The World Economic Forum recently ranked Pakistan third-last in terms of economic participation and opportunity for women. Despite making up 49% of Pakistan’s overall population, the participation rate for female workers is significantly low (24%). And—to no surprise—is their even lower representation in the Pakistani boardroom. Top echelons in Pakistani corporations continue to be male-dominated. In 2017, a report surveyed 550 listed corporations on the Pakistan Stock Exchange (PSX). The results? For every nine male directors, there was only one female director.
Globally, the business case for diversity in the boardroom is slowly being established. In fact, several empirical studies have established a statistically significant correlation—not causation—between diversity and corporate outperformance. While gender-equality in the corporate boardroom across the world is gradually improving, Pakistan’s corporate sector significantly fails to keep pace.
In an attempt to address gender-equality, the Securities and Exchange Commission Pakistan (SECP) issued a Code of Corporate Governance for listed corporations in 2019. The 2019 Code is predominantly based on a ‘comply or explain’ approach, reserving certain subjects as ‘mandatory’. Under the Code, it is ‘mandatory’ for every board to have at least one female director, failing which listed corporations risk being financially penalized. While this was a welcomed step, it has done—and is doing—little to address the glaring inequalities.
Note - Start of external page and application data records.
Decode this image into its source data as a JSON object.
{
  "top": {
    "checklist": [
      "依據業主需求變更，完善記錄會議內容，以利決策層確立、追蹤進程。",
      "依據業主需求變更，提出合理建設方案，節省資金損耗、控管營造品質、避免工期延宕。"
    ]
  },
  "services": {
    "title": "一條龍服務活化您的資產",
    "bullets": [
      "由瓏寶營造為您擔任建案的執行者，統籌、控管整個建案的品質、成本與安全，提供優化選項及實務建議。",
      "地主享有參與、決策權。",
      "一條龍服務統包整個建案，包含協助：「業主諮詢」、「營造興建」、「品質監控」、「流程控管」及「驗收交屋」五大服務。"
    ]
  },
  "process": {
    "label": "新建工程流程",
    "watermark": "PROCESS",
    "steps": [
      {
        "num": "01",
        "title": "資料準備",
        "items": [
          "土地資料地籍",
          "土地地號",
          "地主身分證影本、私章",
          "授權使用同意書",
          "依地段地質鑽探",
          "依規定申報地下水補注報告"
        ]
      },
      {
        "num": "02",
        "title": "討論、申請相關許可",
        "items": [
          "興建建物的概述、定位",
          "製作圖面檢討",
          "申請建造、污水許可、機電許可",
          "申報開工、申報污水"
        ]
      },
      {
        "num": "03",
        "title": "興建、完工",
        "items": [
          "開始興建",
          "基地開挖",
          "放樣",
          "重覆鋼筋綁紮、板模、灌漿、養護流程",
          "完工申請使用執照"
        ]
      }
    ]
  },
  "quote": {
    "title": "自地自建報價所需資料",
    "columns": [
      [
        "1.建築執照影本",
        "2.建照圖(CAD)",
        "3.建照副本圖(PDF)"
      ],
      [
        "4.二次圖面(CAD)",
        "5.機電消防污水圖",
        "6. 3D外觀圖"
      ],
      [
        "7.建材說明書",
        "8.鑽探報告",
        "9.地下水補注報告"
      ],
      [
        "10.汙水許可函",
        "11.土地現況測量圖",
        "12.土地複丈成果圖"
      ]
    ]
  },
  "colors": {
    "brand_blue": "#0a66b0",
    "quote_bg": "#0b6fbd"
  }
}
Access for female professionals to the higher rungs of the corporate ladder remains considerably low. Several corporations remain in non-compliance. Peak behind the SECP’s mildly encouraging—but far from satisfactory—measures, and the picture is grim. For complying corporations, there is mounting evidence of corporate boards engaging in tokenism, perfunctorily hiring female directors to—metaphorically— ‘tick the box’. Consider there were only 11 female Chief Executive Officers out of a total 550 in 2017. Alarmingly, of those appointed, more than 91% of female directors were either related or associated to the sponsors or majority shareholders in listed corporations.
The message is clear—Pakistani corporations treat the hiring of women as a bureaucratic hurdle, for symbolic importance, and for the optical advantages. Not because gender-equality is a documented, empirically-based strategy for improving corporate performance. Not because women may bring value and skills to corporate decision-making. More often than not, it is because hiring a woman is really a one and done policy—a quota.
At best—a quota is, though questioningly, where things might begin, and at worst—a quota comes at the cost of broader equality, which requires not the facial gloss of equality in numbers but equality in dignity and opportunity for both men and women. With the current requirements, there is nothing stopping corporations from simply creating an additional seat on the board and filling it with a woman, leaving the overall gender balance of the boardroom untouched. In fact, the rush to fill quotas might be detrimental to corporate performance if firms hire less experienced but related or affiliated women—which is already the case.
The 2019 Code treats the quota akin to a self-executing, automated solution to boardroom diversity which—in turn—will improve overall corporate value. That is wrong. Hiring women on the board is where diversity may be most prominent. But diversity has to be achieved at all levels of the corporate ladder through a level playing field where women can compete equally for senior management positions.
Currently, the SECP neither recommends nor obligates Pakistani corporations to formulate, implement or publish diversity policies—which could be some starting points. In tandem with a diversity policy, the Code should require listed corporations to disclose information about the diversity of the boardroom and to set targets in annual filings. Moreover, the SECP could require corporations to periodically publish recruitment policies on the hiring of directors and employees along with explaining how diversity is ensured in recruitment. This would provide an effective check, pushing corporations to ‘walk the talk’. The experiences of Australia and New Zealand have shown how stock exchanges can also be drivers of gender diversity. Similarly, the PSX can also play a significant role in bridging the gap. How? Currently, the PSX has no diversity policy in its listing requirements. But the adoption of a ‘comply or explain’ approach encouraging listed corporations to set targets and to adopt and disclose a written diversity policy could go a long way. Alternatively, the PSX could demand mandatory disclosures as a pre-condition to listing, like its Malaysian counterpart. Equally important, however, is the involvement of the private sector in encouraging voluntary compliance, monitoring and generating awareness amongst corporations.
Ultimately, there has to be a broader recognition that women are not hired for the cosmetic balance of an equation. The imposition of quotas only propagates gender-based stereotypes, resulting in a not-so-meritocratic process. Rather than being imposed on the board’s selection process, women need to be welcomed and respected in corporate boards and management for the value they will bring to Pakistani corporate-decision making. That can only happen in a transformative environment where women, like men, have equal opportunity to foster and experience professional growth—which Pakistan’s corporate governance regime must strive to achieve.
Rafae Saigal is a lawyer and author based in Pakistan.